=== Problem to work on ===
Lines holding the word "组件搭建示例" are the ones to copy from the data below.

☆ ☆ ☆ ☆ ☆ ☆ ☆

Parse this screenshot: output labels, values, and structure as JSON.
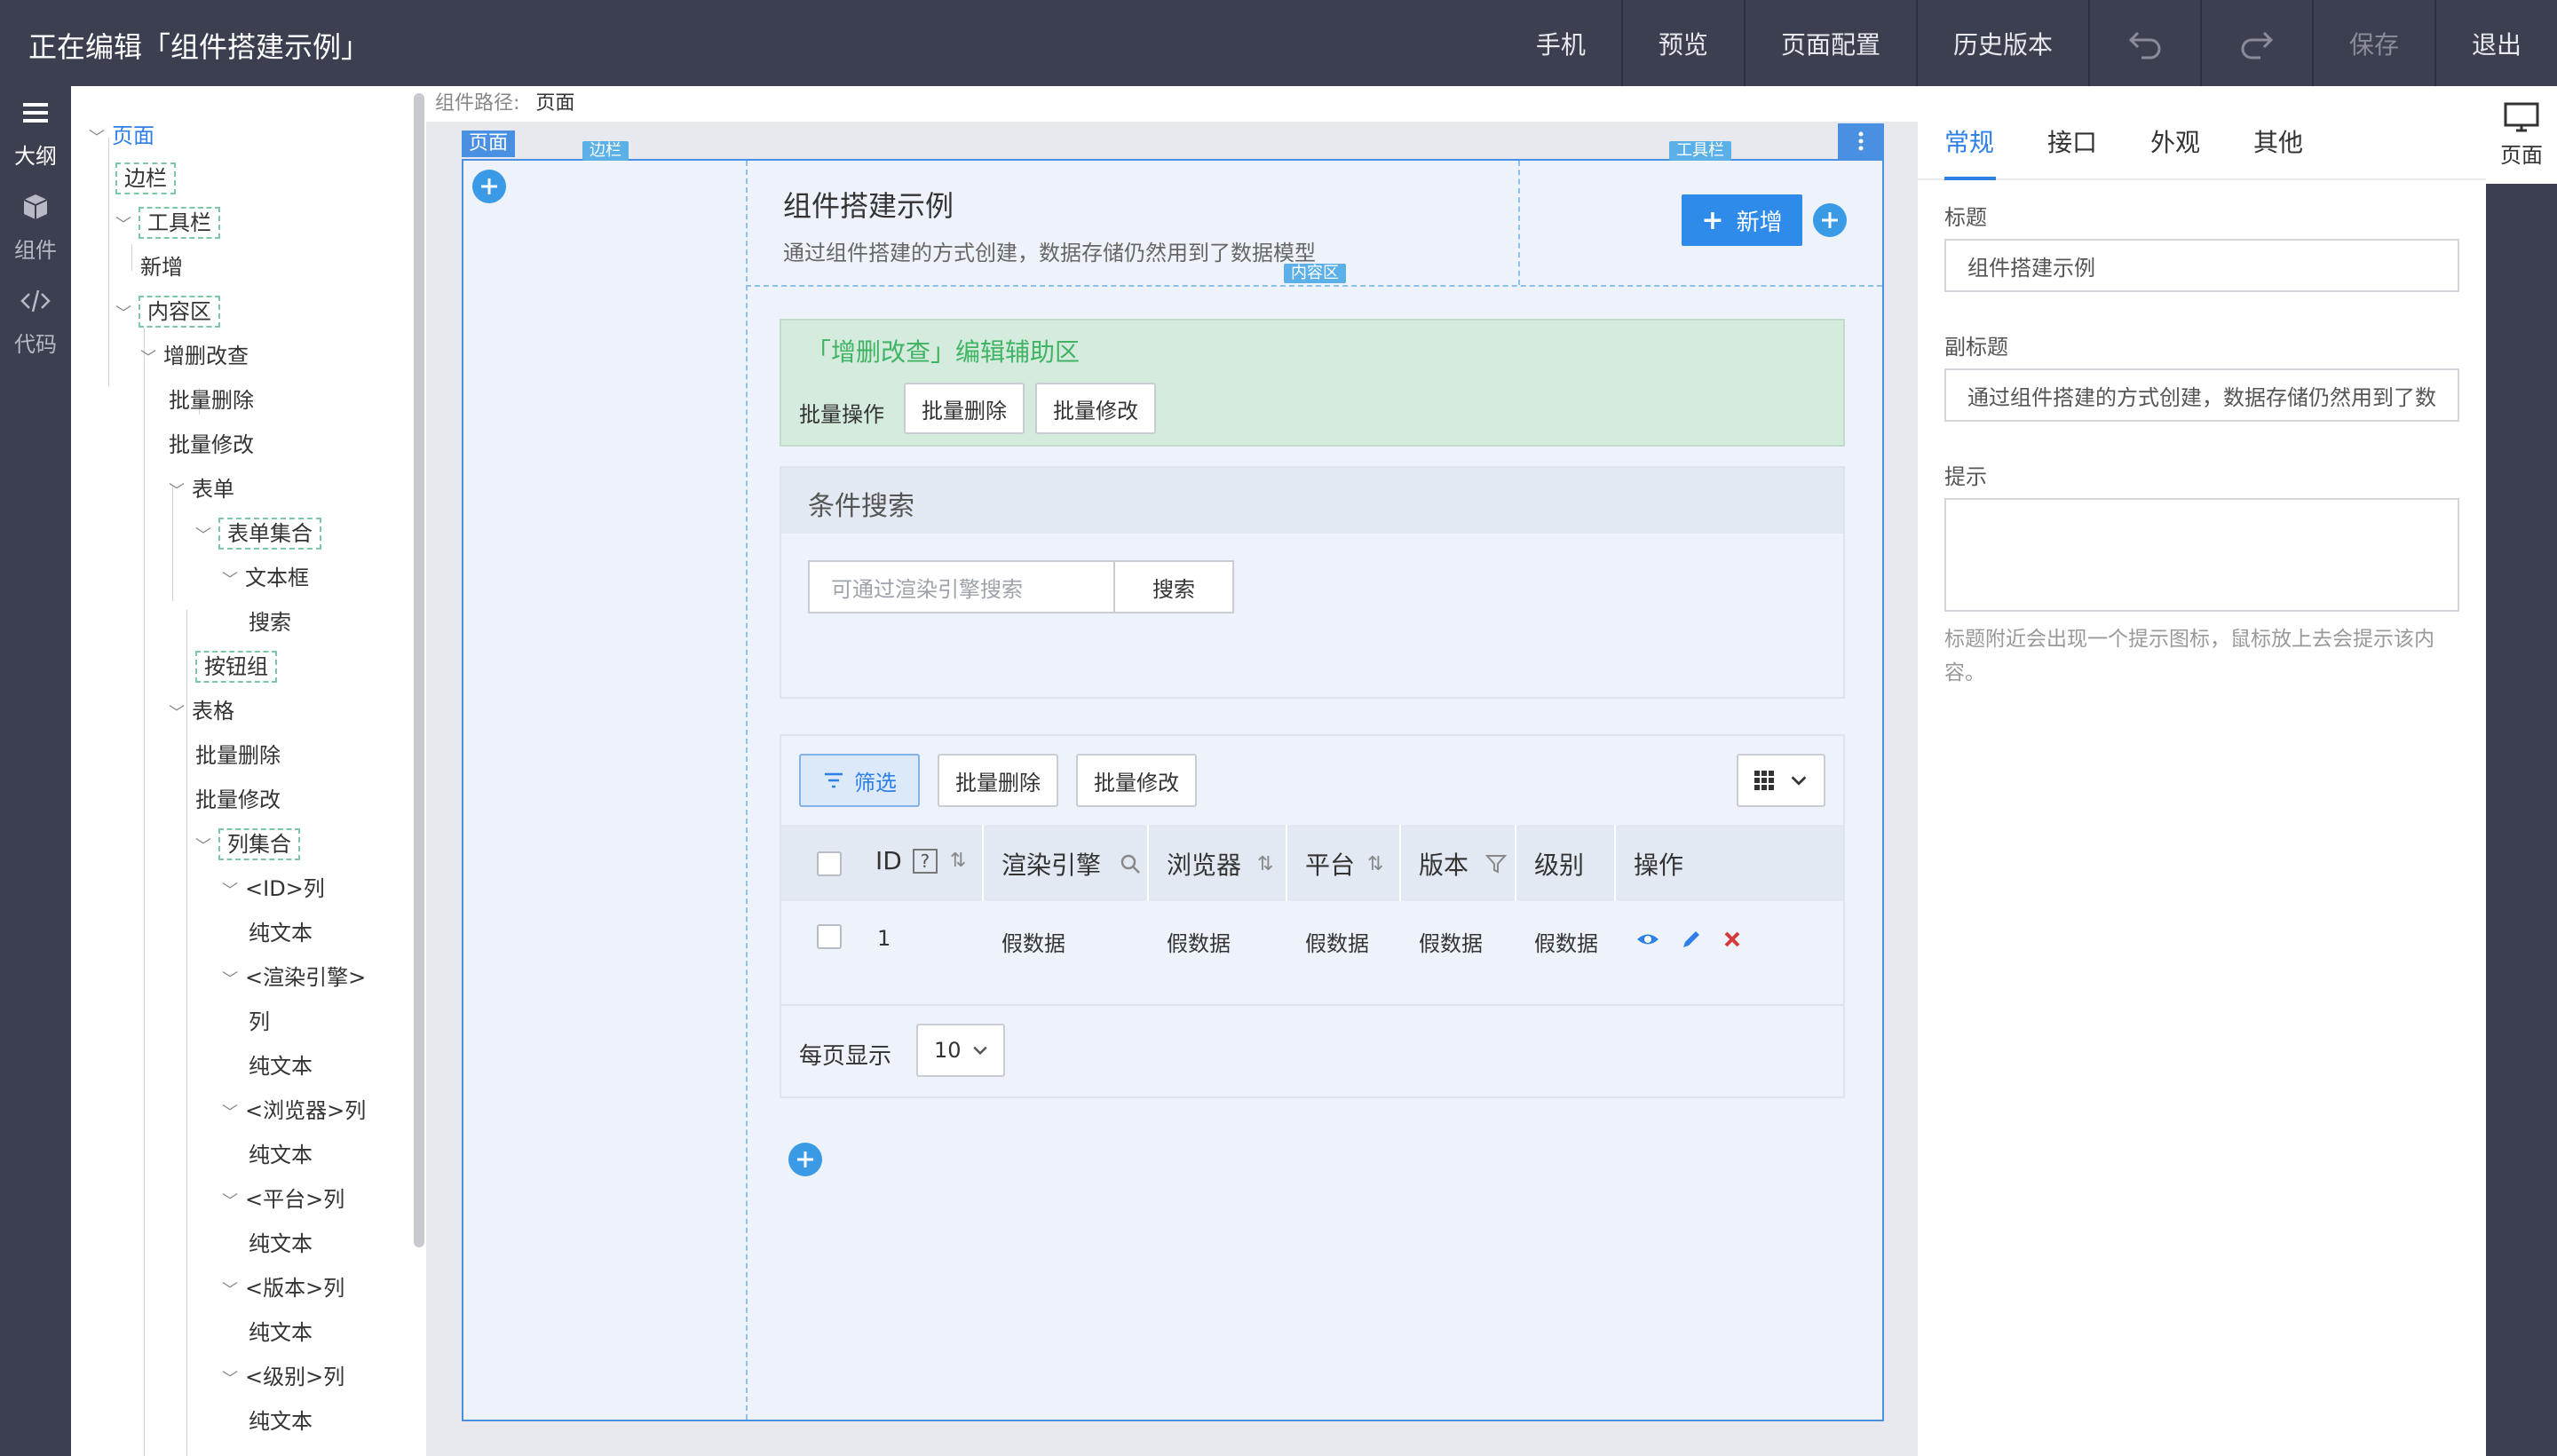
{
  "topbar": {
    "title": "正在编辑「组件搭建示例」",
    "mobile": "手机",
    "preview": "预览",
    "page_config": "页面配置",
    "history": "历史版本",
    "save": "保存",
    "exit": "退出"
  },
  "rail": {
    "outline": "大纲",
    "components": "组件",
    "code": "代码"
  },
  "tree": {
    "page": "页面",
    "sidebar": "边栏",
    "toolbar": "工具栏",
    "add": "新增",
    "content": "内容区",
    "crud": "增删改查",
    "bulk_delete": "批量删除",
    "bulk_edit": "批量修改",
    "form": "表单",
    "form_group": "表单集合",
    "textbox": "文本框",
    "search": "搜索",
    "button_group": "按钮组",
    "table": "表格",
    "table_bulk_delete": "批量删除",
    "table_bulk_edit": "批量修改",
    "columns": "列集合",
    "col_id": "<ID>列",
    "plain1": "纯文本",
    "col_engine_a": "<渲染引擎>",
    "col_engine_b": "列",
    "plain2": "纯文本",
    "col_browser": "<浏览器>列",
    "plain3": "纯文本",
    "col_platform": "<平台>列",
    "plain4": "纯文本",
    "col_version": "<版本>列",
    "plain5": "纯文本",
    "col_grade": "<级别>列",
    "plain6": "纯文本"
  },
  "canvas": {
    "path_label": "组件路径:",
    "path_value": "页面",
    "page_badge": "页面",
    "sidebar_tag": "边栏",
    "toolbar_tag": "工具栏",
    "content_tag": "内容区",
    "title": "组件搭建示例",
    "subtitle": "通过组件搭建的方式创建，数据存储仍然用到了数据模型",
    "add_button": "新增",
    "assist_title": "「增删改查」编辑辅助区",
    "bulk_ops_label": "批量操作",
    "bulk_delete": "批量删除",
    "bulk_edit": "批量修改",
    "search_panel_title": "条件搜索",
    "search_placeholder": "可通过渲染引擎搜索",
    "search_button": "搜索",
    "filter_button": "筛选",
    "table_bulk_delete": "批量删除",
    "table_bulk_edit": "批量修改",
    "columns": [
      "ID",
      "渲染引擎",
      "浏览器",
      "平台",
      "版本",
      "级别",
      "操作"
    ],
    "row": {
      "id": "1",
      "engine": "假数据",
      "browser": "假数据",
      "platform": "假数据",
      "version": "假数据",
      "grade": "假数据"
    },
    "per_page_label": "每页显示",
    "per_page_value": "10"
  },
  "props": {
    "tabs": [
      "常规",
      "接口",
      "外观",
      "其他"
    ],
    "title_label": "标题",
    "title_value": "组件搭建示例",
    "subtitle_label": "副标题",
    "subtitle_value": "通过组件搭建的方式创建，数据存储仍然用到了数",
    "remark_label": "提示",
    "remark_value": "",
    "remark_hint": "标题附近会出现一个提示图标，鼠标放上去会提示该内容。"
  },
  "right_rail": {
    "page": "页面"
  },
  "colors": {
    "topbar": "#3b3f4f",
    "accent": "#2f80e6",
    "assist_bg": "#d5ebde",
    "assist_text": "#3fb463"
  }
}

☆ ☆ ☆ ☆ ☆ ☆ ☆

=== Response below ===
    "title": "正在编辑「组件搭建示例」",
    "title": "组件搭建示例",
    "title_value": "组件搭建示例",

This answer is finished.